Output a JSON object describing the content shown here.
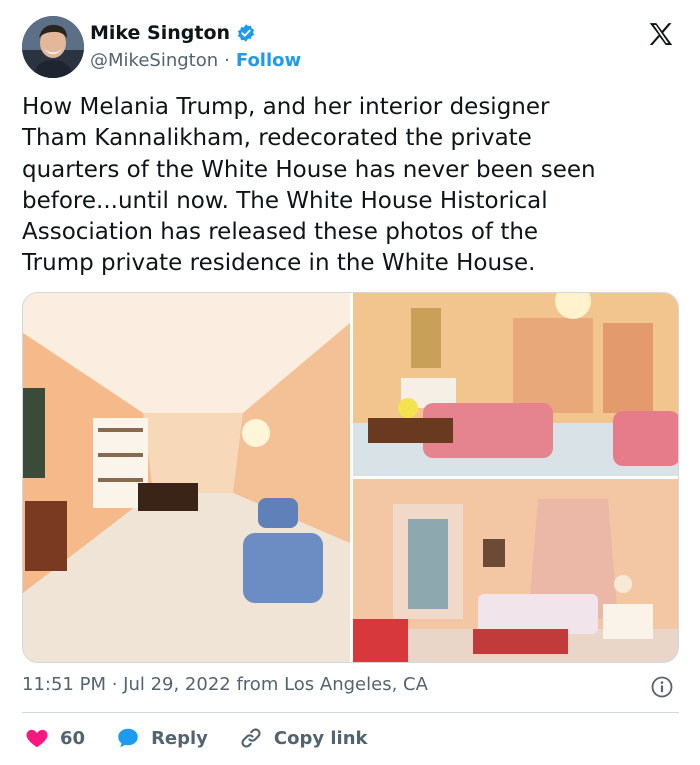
{
  "header": {
    "display_name": "Mike Sington",
    "handle": "@MikeSington",
    "separator": "·",
    "follow_label": "Follow"
  },
  "tweet": {
    "text": "How Melania Trump, and her interior designer\nTham Kannalikham, redecorated the private\nquarters of the White House has never been seen\nbefore...until now. The White House Historical\nAssociation has released these photos of the\nTrump private residence in the White House."
  },
  "meta": {
    "timestamp": "11:51 PM · Jul 29, 2022 from Los Angeles, CA"
  },
  "actions": {
    "likes": "60",
    "reply_label": "Reply",
    "copy_label": "Copy link"
  },
  "colors": {
    "accent": "#1d9bf0",
    "like": "#f91880",
    "text": "#0f1419",
    "muted": "#536471"
  },
  "icons": {
    "verified": "verified-badge-icon",
    "x": "x-logo-icon",
    "info": "info-icon",
    "like": "heart-icon",
    "reply": "speech-bubble-icon",
    "copy": "link-icon"
  }
}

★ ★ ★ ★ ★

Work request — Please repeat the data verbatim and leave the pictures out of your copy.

Output for this task —
Output a JSON object describing the content shown here.
{
  "header": {
    "display_name": "Mike Sington",
    "handle": "@MikeSington",
    "separator": "·",
    "follow_label": "Follow"
  },
  "tweet": {
    "text": "How Melania Trump, and her interior designer\nTham Kannalikham, redecorated the private\nquarters of the White House has never been seen\nbefore...until now. The White House Historical\nAssociation has released these photos of the\nTrump private residence in the White House."
  },
  "meta": {
    "timestamp": "11:51 PM · Jul 29, 2022 from Los Angeles, CA"
  },
  "actions": {
    "likes": "60",
    "reply_label": "Reply",
    "copy_label": "Copy link"
  },
  "colors": {
    "accent": "#1d9bf0",
    "like": "#f91880",
    "text": "#0f1419",
    "muted": "#536471"
  },
  "icons": {
    "verified": "verified-badge-icon",
    "x": "x-logo-icon",
    "info": "info-icon",
    "like": "heart-icon",
    "reply": "speech-bubble-icon",
    "copy": "link-icon"
  }
}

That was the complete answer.